Euromonitor expects the Asia-Pacific meat substitute market to hit US$15.8 billion this year. And as more Asians become conscious of what they eat, many companies including Jebsen & Jessen are working on vegan proteins that will be suitable for local cooking and palates, and mirror the taste and appearance of animal-based counterparts.
Boosting immunity: a renewed focus on health
Food is not the only focus for ingredients manufacturing in South East Asia, which is rapidly driving and fulfilling demand for health and nutrition products.
It goes without saying that the coronavirus pandemic has brought with it a renewed focus on public health and personal wellness, especially in Asean countries like Singapore, Thailand and Brunei with the fastest ageing populations.
Growing concern over health has brought opportunities for nutraceuticals ingredients suppliers, whose nutritional products are used to boost physical conditioning and the immune system, many of which are sourced from or manufactured in South East Asia.
Although there is no evidence that any functional foods or supplements can protect against the novel coronavirus, consumers have been increasingly turning to products that promise to improve their immunity, such as vitamin C.
Early on in the pandemic, ballooning demand for vitamin C left stocks running low in South East Asian pharmacies and health food stores, while some regional health authorities began buying up the supplements to be given to schoolchildren.
With old age, weak immune system, obesity and diabetes cited as risk factors leading to higher death rate from Covid-19, demand for other nutraceuticals such as ginseng, boysenberry, Ayurvedic formulations and vitamin D has also rocketed.
Though the market for nutritional supplements in South East Asia was forecast to be worth US$10.6 billion by 2026, the impact of this increased health awareness on the market is yet to be gauged, but expect it to be huge.
Given the region’s free market and its strengths in manufacturing, consumer demand and geographical location, it is increasingly becoming a magnet for overseas companies. Foreign direct investment inflows increased for the third consecutive year in 2018, reaching an all-time high of USD 155 billion, while the region’s share of investment on a global level also rose to 11.5 per cent. This trend is expected to continue, taking into account the dynamic industrial developments, investment opportunities and business environment of the region.
For many foreign ingredients manufacturers, having a local presence is extremely important in such a complex region with diverse cultures and business practices, and especially one that comprises everything from highly developed economies like Singapore to nascent and highly promising ones like Laos and Myanmar.
Representing the third generation of a family business that has been operating from Singapore since 1963, I can see not only the challenges outsiders face in understanding the local market and developing their customer base, but also the opportunities. Many international companies choose to operate by having a partner here, which gives them the advantage of having boots on the ground and local knowledge that would otherwise take years to amass.
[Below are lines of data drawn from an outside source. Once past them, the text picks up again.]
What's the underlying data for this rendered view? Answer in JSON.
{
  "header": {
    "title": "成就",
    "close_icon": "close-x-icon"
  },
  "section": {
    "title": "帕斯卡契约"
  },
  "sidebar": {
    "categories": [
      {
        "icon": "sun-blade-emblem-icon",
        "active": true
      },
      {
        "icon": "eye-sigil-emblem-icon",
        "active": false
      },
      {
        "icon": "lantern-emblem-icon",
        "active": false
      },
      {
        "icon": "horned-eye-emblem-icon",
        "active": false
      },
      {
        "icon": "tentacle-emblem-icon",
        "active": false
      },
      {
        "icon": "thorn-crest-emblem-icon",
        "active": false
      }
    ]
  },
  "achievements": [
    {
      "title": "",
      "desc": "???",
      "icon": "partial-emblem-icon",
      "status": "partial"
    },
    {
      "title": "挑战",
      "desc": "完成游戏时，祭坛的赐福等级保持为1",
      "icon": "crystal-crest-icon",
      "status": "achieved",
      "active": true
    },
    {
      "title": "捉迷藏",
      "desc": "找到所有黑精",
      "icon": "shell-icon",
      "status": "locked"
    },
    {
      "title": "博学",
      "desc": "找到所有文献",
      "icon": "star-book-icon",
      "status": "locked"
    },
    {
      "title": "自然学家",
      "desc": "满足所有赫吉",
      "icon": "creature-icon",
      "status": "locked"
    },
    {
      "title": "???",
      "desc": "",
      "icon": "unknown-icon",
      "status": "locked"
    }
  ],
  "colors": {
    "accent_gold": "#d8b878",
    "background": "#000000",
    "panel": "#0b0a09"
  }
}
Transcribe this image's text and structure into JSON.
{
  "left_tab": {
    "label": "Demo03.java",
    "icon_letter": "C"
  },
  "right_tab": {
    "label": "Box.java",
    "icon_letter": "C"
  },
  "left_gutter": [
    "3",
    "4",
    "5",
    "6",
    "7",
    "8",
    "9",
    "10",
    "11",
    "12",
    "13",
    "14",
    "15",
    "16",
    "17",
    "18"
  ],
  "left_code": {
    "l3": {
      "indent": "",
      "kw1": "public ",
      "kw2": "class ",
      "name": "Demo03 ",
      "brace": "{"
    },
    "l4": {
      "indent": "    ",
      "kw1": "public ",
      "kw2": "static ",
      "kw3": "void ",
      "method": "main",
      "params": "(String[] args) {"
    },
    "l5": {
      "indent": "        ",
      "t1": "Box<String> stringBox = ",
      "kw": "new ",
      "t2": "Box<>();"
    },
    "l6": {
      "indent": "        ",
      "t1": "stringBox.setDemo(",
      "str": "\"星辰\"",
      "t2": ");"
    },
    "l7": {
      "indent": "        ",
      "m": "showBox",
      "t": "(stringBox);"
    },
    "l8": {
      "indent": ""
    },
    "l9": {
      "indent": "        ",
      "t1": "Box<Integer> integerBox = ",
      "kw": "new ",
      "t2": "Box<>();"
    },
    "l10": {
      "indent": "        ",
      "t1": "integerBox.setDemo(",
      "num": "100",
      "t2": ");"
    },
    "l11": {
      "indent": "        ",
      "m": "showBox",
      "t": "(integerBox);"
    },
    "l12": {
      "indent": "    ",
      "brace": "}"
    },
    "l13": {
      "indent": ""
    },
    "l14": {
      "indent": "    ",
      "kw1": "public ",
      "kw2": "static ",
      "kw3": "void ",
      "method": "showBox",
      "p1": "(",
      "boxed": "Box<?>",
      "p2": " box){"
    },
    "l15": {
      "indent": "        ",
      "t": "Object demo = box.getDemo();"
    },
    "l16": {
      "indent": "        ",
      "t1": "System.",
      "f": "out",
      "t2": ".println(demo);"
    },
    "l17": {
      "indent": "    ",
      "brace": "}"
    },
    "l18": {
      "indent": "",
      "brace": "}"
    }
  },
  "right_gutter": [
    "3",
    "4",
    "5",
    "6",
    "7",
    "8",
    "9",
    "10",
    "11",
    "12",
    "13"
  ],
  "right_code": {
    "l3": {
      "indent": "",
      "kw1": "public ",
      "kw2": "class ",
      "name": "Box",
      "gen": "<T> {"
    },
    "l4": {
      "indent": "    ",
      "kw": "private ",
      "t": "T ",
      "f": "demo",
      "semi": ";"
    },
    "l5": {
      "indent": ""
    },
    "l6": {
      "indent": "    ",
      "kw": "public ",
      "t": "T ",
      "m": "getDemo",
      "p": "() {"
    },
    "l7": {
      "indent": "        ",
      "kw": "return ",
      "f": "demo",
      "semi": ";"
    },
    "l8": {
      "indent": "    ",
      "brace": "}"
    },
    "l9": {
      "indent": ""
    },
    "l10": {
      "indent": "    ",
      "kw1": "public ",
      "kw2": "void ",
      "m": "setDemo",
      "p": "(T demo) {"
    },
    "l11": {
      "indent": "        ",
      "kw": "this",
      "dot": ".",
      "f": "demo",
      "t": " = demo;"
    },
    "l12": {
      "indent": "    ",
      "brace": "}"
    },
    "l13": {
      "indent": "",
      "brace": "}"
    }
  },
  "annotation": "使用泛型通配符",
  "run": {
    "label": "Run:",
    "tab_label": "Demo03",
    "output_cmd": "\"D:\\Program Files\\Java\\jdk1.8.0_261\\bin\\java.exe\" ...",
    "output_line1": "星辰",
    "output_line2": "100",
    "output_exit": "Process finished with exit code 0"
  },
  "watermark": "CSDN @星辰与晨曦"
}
And the rewards for companies that decide to take the plunge are vast. Once they are established here, they have the potential to grow at the fast pace of the local economies, which are quickly filling with middle-class consumers with mounting buying power. This is exactly the formula needed by companies that are looking for a vibrant new market in which to expand.
(Ed. Lim Siew Tin says she was appointed to the role of COO in May 2020. Prior to this, Lim served as Managing Director of Jebsen & Jessen Ingredients in Singapore and Malaysia. Photo courtesy of Pixabay.)